Three weeks ago, we attended the official opening of the flowering season at Emu Valley Rhododendron Garden. A glorious spring morning was a wonderful surprise after a number of inclement days.
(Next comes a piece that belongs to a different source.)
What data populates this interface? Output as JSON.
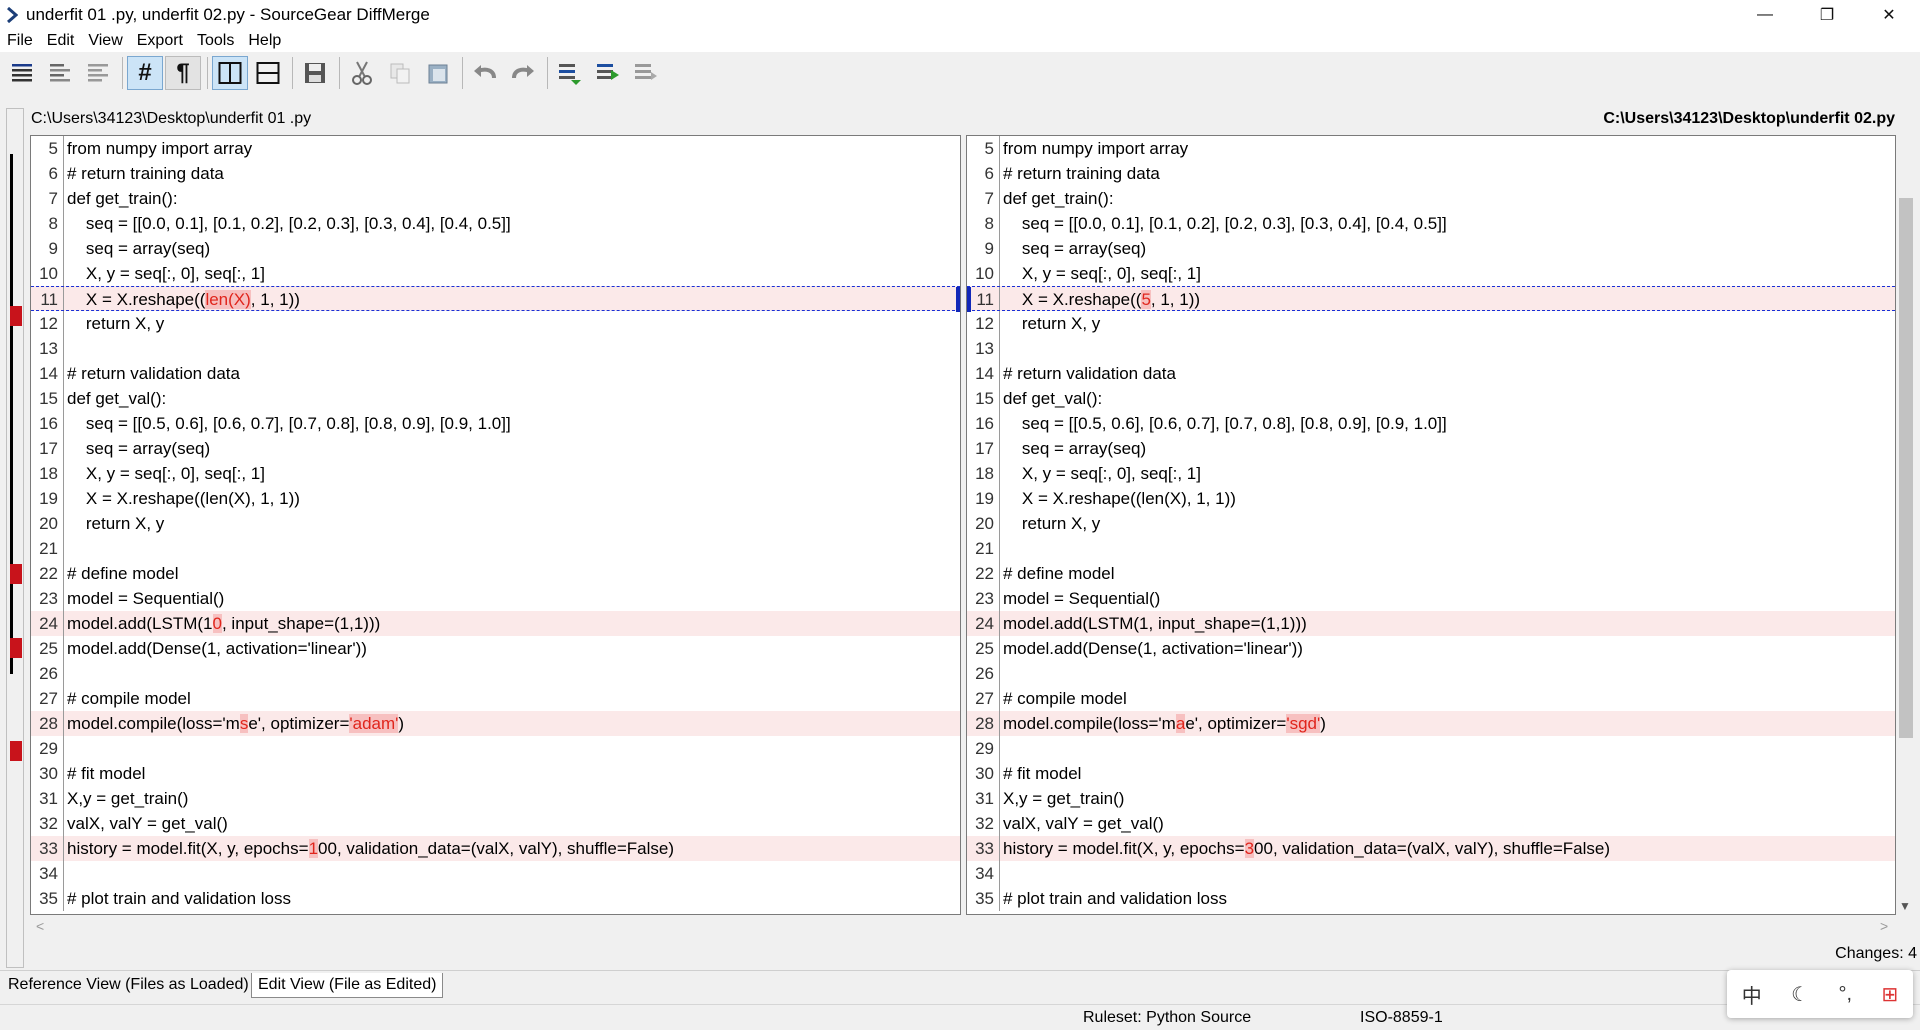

Enjoying delicious sandwiches and scones, we were entertained by David Turner while taking in the view from the balcony across Lakes Grebe and Pearl.

1.Lake Grebe2.Lake Grebe & Lake Pearl3.Lake Pearl

Edgar the emu dressed for the occasion.

Following a welcome and introduction from garden manager, Geoff Wood, and an entertaining speech by Bill Lawson AM, we set off in the sunshine to explore.

14.path

Though still early in the season, there were some spectacular blooms.

The main gazebo was just visible through the foliage.

19.main gazebo

We passed the colourful Chinese Pavilion

24.Chinese Pavilion25.Chinese Pavilion

and crossed the Japanese footbridge

26.Japanese foot bridge

to the ceremonial teahouse.

28.Japanese Tea House

It would be a lovely setting for a picnic,

on the edge of the tranquil Sea of Japan.

30.Sea of Japan

The path to the Japanese covered bridge

33.Japanese Covered Bridge

was edged with more floral delights.

The bridge overlooks the Sea of Japan, an island affords a peaceful haven to enjoy a spot of fishing.

44.Japanese covered bridge

41.island, Sea of Japan

Across the lawn, a stone pathway leads back to the tea house.

45.Japanese Tea House

The lawned area adjacent to the covered bridge is a popular wedding venue, it’s easy to see why.

46.Sea of Japan

A few cherry blossoms were blooming in readiness for the Cherry Blossom Celebration on 19th October.

47.Cherry blossom

The American Gazebo rests sedately on the shore of Lake Pearl.

We returned to the tea rooms

50.Tea rooms

around the edge of Lake Grebe,

52.fountain, Lake Grebe51.Tea rooms

across Olympus Bridge.

53.Olympus Bridge57.Olympus Bridge

As if the day hadn’t already been perfect, we spied a platypus cavorting in the lake. These elusive creatures are not easy to see in their natural habitat and equally difficult to photograph.

If you haven’t yet visited Emu Valley Rhododendron Garden now is the best time, until the end of November, to see these magnificent blooms.

Sharmans Wines

We were running a little early for our lunch date at Josef Chromy and took the opportunity to discover Sharmans Wines, a place we had passed many times but never visited.

1.Sharmans Wines

The vineyard was established in 1986 by Mike and Philippa Sharman and is the oldest existing vineyard in Relbia. It changed hands in 2012 when purchased by Ian and Melissa Murrell who have since redesigned and renovated the buildings. The original Sharmans residence is now a bright, welcoming Cellar Door. It is no surprise to learn that Melissa is a very talented interior designer.

2.Cellar Door3.Cellar Door

8.Cellar Door4.Cellar Door7.Cellar Door

The extensive use of timber, much of it reclaimed from the original boardwalk at the Launceston seaport, enhances the warming ambience. We sampled a few wines at the tasting bench, hosted by a very knowledgeable young woman with beautiful autumn locks. We resisted the opportunity to simultaneously work off the calories whilst quaffing.

9.Cellar Door stools

I can think of no better excuse to take time out and smell the roses.

10.roses

The colours of the flowers are echoed in the bespoke light fittings created from recycled plastic by Melbourne designer Marc Pascal.

The floor to ceiling windows make the most of the spectacular view over the vines to the North Esk River and beyond

14.view15.view

and can be opened completely to incorporate the al fresco dining area.

16.outdoor area

The attention to detail continues through the landscaped gardens and exterior design.

Tasty platters, loaded with Tasmanian produce, are available to savour while enjoying the vista, accompanied by a glass (or bottle) of your chosen tipple. We left Sharmans feeling very pleased with ourselves and our purchases.